Never met a black woman named Tiffany.  I keep this to myself, supposing that to mention this might somehow be construed as racist.  I’m not sure why, but you can’t be too careful in the land of the perpetually offended.

Her voice is sweet and lovely, lilting.  The cadence and timbre somehow familiar.  Suddenly my tired mind puts it all together.

She sounds like Butterfly McQueen.  Now I am completely mesmerized.

I keep this opinion to myself as well.  She is much too young to know who Butterfly McQueen was, and even if she did, I’d face the racist prospect again.  I suppose if I thought her voice was like Rosa Parks I’d be safe.  But a talented actress who portrayed a slave, not so much.

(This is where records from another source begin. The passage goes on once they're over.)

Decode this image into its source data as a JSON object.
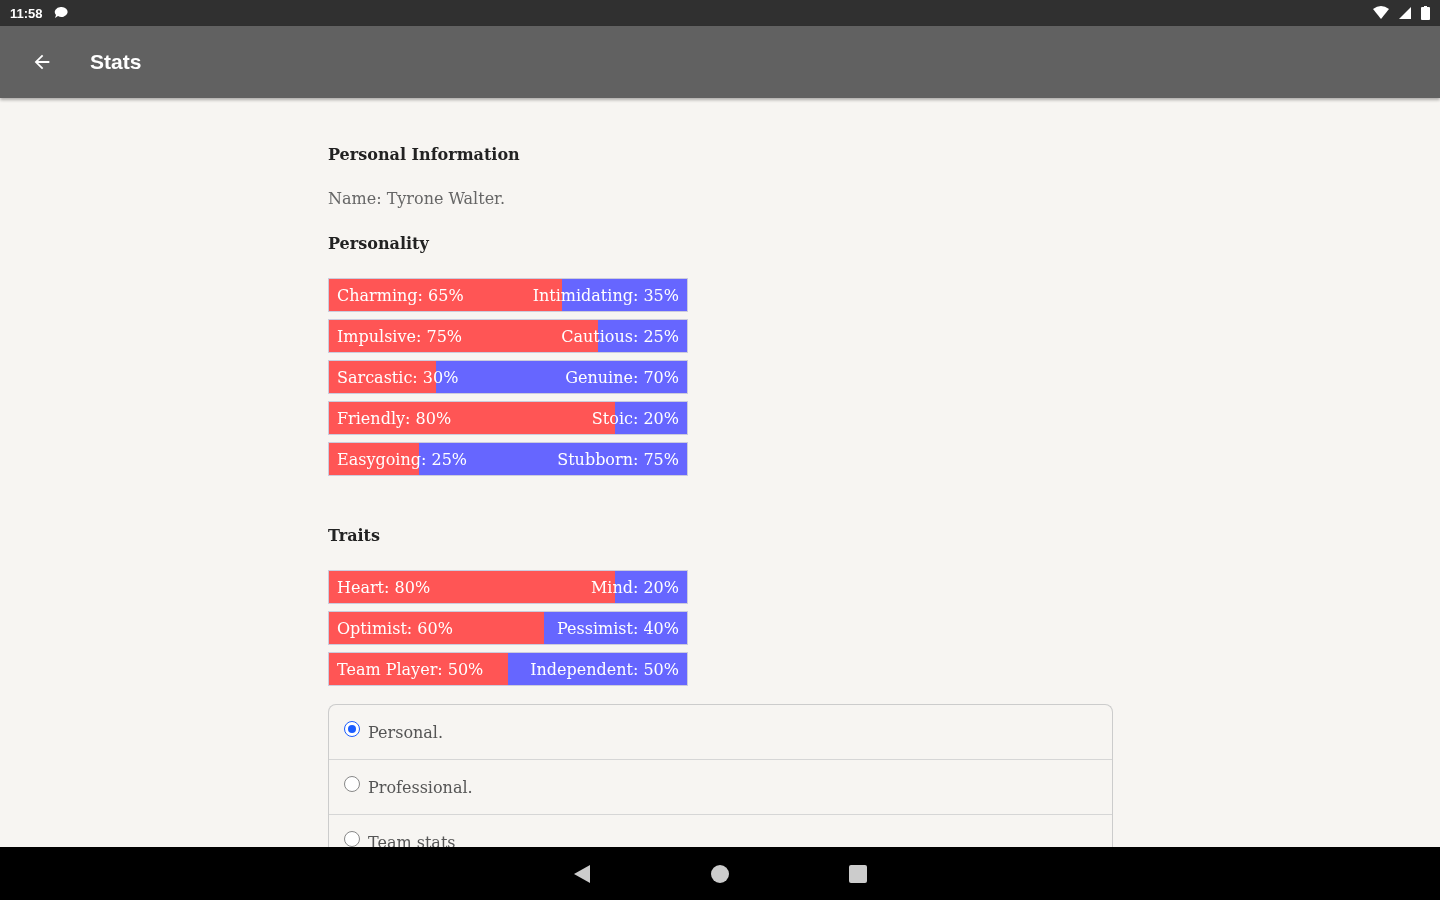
{
  "status_bar": {
    "time": "11:58"
  },
  "app_bar": {
    "title": "Stats"
  },
  "personal_information": {
    "heading": "Personal Information",
    "name": "Name: Tyrone Walter."
  },
  "personality": {
    "heading": "Personality",
    "bars": [
      {
        "left": "Charming: 65%",
        "right": "Intimidating: 35%",
        "level": 0.65
      },
      {
        "left": "Impulsive: 75%",
        "right": "Cautious: 25%",
        "level": 0.75
      },
      {
        "left": "Sarcastic: 30%",
        "right": "Genuine: 70%",
        "level": 0.3
      },
      {
        "left": "Friendly: 80%",
        "right": "Stoic: 20%",
        "level": 0.8
      },
      {
        "left": "Easygoing: 25%",
        "right": "Stubborn: 75%",
        "level": 0.25
      }
    ]
  },
  "traits": {
    "heading": "Traits",
    "bars": [
      {
        "left": "Heart: 80%",
        "right": "Mind: 20%",
        "level": 0.8
      },
      {
        "left": "Optimist: 60%",
        "right": "Pessimist: 40%",
        "level": 0.6
      },
      {
        "left": "Team Player: 50%",
        "right": "Independent: 50%",
        "level": 0.5
      }
    ]
  },
  "options": [
    {
      "label": "Personal.",
      "selected": true
    },
    {
      "label": "Professional.",
      "selected": false
    },
    {
      "label": "Team stats",
      "selected": false
    }
  ]
}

Mouth firmly shut except to eat, I watch Tiffany work.  She is quick and courteous, bouncing between patrons with genuine enthusiasm.  I know with certainty that she is the real deal.  Nothing fake or phony.  Not working patrons for tips, but actually enjoying her work.

Tiffany has potential.  I see a future beyond Waffle House.  I hope she does too.

I leave a big tip.  Too big for bacon and eggs.

Call it an investment.  A hope that she too might one day have breakfast at Tiffany’s.





Once fences were built to keep things out.  In the free-range days, livestock roamed the countryside, and anyone who wanted to secure crop or garden fenced to keep the animals out.

In my country, split-rail came first.  Poor-man ingenuity, that, a mix of blood, sweat, and the rot-resistant wood of the American chestnut.  The latter is long gone, victim of a fungal disease in the early twentieth century that killed three to four billion trees in the South.

What once was taken for granted is no more.

A few tree scientists still believe that the American chestnut can be revived and restored.  Trust me, it can’t.  When something is gone it is gone.  Over is over.  No amount of striving or grieving will bring back that which is lost.

It is what it is.

Barbed wire came next, a nasty little invention that worked well but also inspired bloodshed among neighbors.  Down here we pronounce it “bob wire,” but a rose by any other name will still draw blood if you try to cross it.

Today most folk build fences to keep things in.  Or more often just for show, depending on the size of their bank account.  Neat lines of square post and treated lumber create a nice little pastoral accent for a country estate.  Paint it white for that extra touch of highfalutin.  Things to be kept in strictly optional.

Whether for in or out, the thing about a fence is that it needs constant tending.  A great Yankee poet once wrote “something there is that doesn’t love a wall.”  The man who builds a fence has a lot of things working against him — weather, trees, brush, animals, and even neighbors.

Fence-tending involves introspection — lots of walking, looking, searching for weak spots.  Constant vigilance.  Continual repair.  Methods and materials may change, but sweat still smells like sweat in any century.

A single breach is all it takes to bring ruin. The bull is in the neighbor’s pasture.  Dog’s in the road.  Anybody seen grandma lately?

Whether to keep out or in, a man has his reasons for the fences he constructs.

My advice is to build them high and strong, neighbors, and don’t ever neglect your tending.  A weak fence is wasted time that you will never get back.